* _Given records_:
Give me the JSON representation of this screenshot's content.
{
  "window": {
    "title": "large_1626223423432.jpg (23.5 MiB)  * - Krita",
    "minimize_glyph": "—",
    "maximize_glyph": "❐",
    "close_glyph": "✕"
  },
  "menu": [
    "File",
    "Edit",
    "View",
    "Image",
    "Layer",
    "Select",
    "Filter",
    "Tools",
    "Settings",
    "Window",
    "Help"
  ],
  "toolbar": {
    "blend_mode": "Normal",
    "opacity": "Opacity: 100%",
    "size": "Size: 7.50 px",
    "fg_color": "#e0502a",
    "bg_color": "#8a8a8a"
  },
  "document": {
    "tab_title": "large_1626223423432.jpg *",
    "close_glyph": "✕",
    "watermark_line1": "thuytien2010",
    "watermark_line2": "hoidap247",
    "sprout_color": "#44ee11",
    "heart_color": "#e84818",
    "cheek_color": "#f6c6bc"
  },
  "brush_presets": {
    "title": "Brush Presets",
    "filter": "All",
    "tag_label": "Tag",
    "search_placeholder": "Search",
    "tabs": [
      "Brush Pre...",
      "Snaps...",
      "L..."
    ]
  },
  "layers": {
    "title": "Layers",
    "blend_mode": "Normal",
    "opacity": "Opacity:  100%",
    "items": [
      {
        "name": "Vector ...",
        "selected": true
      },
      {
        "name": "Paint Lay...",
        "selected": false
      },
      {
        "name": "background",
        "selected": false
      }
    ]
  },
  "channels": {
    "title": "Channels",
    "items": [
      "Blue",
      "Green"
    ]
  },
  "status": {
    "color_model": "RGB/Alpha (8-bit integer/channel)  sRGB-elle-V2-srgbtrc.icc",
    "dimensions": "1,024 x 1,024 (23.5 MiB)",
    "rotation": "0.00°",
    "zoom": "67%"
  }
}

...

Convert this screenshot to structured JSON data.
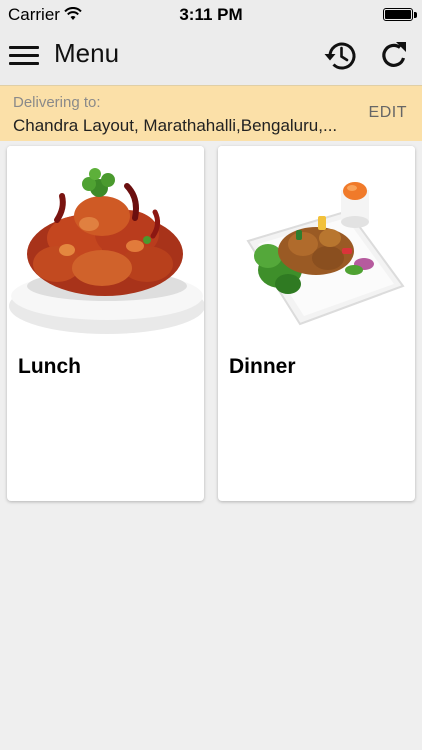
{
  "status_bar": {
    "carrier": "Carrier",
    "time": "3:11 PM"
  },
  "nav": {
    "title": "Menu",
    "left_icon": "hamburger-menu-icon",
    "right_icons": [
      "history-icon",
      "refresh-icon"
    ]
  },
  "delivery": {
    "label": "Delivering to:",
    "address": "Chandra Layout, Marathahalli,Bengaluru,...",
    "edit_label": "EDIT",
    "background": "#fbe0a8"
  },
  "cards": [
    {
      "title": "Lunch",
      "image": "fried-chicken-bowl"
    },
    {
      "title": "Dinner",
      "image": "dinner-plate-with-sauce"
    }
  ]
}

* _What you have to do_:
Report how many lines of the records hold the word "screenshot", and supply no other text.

* _Solution to the problem_:
2